I’d see Amos and Marcia periodically over the next couple of years, helping to organize tributes to Cinema 16 around festival screenings of Paul Cronin’s Film As A Subversive Art: Amos Vogel and the Cinema 16 (http://vimeo.com/20313500). When, in 2005, I moved to New York, visits to their Washington Square apartment became more frequent. Marcia, convinced I was anemic, stuffed me with food. Amos made kamikazes. Conversations about film lead to longer discussions about world events and politics. They’d regale me with stories of the Cinema 16—the baroque arrangements necessary for shuffling Marlon Brando into screenings or Marcia’s policy for letting the Mekas Brothers in for free since, in the early days of C16, they couldn’t afford the yearly subscription.

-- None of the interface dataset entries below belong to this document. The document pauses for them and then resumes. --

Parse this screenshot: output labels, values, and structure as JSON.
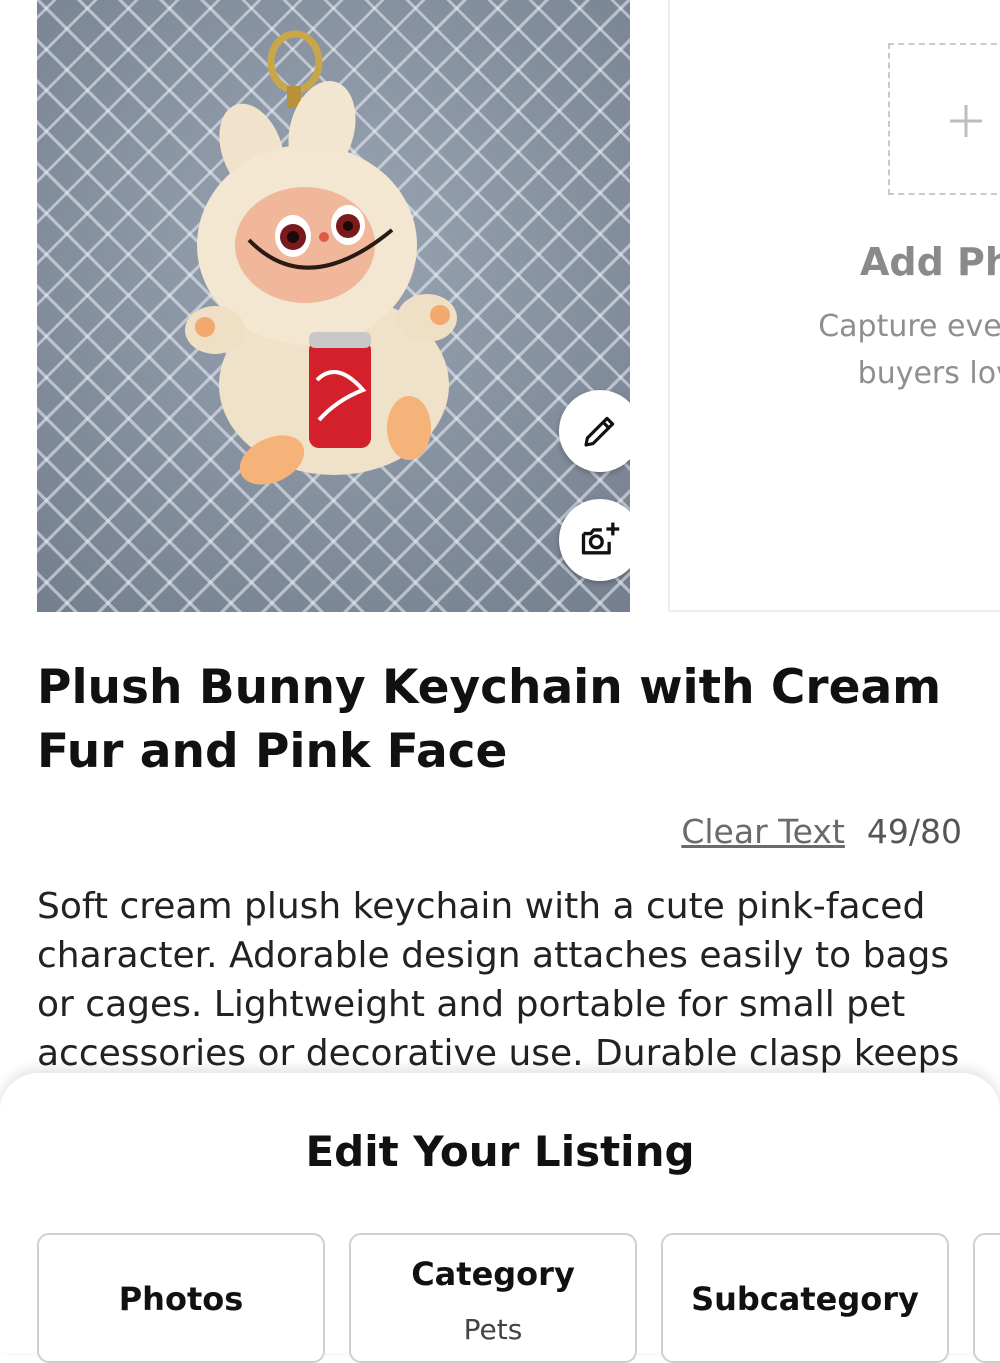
{
  "photos": {
    "edit_icon": "pencil-icon",
    "add_icon": "camera-plus-icon",
    "add_photo": {
      "title": "Add Pho",
      "subtitle_line1": "Capture every",
      "subtitle_line2": "buyers love"
    }
  },
  "listing": {
    "title": "Plush Bunny Keychain with Cream Fur and Pink Face",
    "clear_text": "Clear Text",
    "char_count": "49/80",
    "description": "Soft cream plush keychain with a cute pink-faced character. Adorable design attaches easily to bags or cages. Lightweight and portable for small pet accessories or decorative use. Durable clasp keeps"
  },
  "sheet": {
    "title": "Edit Your Listing",
    "chips": [
      {
        "label": "Photos",
        "value": ""
      },
      {
        "label": "Category",
        "value": "Pets"
      },
      {
        "label": "Subcategory",
        "value": ""
      }
    ]
  }
}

Equally fascinating were Amos and Marcia’s accounts of the political work they were involved with in the years just prior to Cinema 16. They took great pains to explain to me the sharp divisions between Stalinist and Trotskyite intellectual circles in New York after the War (Amos was devotedly the latter; writing articles for The Militant and Fourth International under the alias Dan Shelton). On some level, spending time with the Vogels was an attempt to reconcile my own confused Jewish upbringing. For me, Amos embodied a long, incidental, line of Jewish skeptical thought, running from Maimonides to Spinoza to Marx to Freud, a tradition running counter to my own assimilated, middle class, background. Their apartment, adorned with posters by the great German designer Hans Hillmann, was a warm, hospitable, place; a perfect reflection of the Vogel’s generosity of spirit. What I found most endearing about Amos was his knowing, mirthful, humor; his complete lack of piety and pretension. By the time I met up with him, he had the concomitance of a retired general; his greatest battles behind him, he savored the present moment above all else. He’d proven, beyond any doubt, that cinema was the most vital and subversive art of his times; it was now up to future generations to fight for its continued relevance.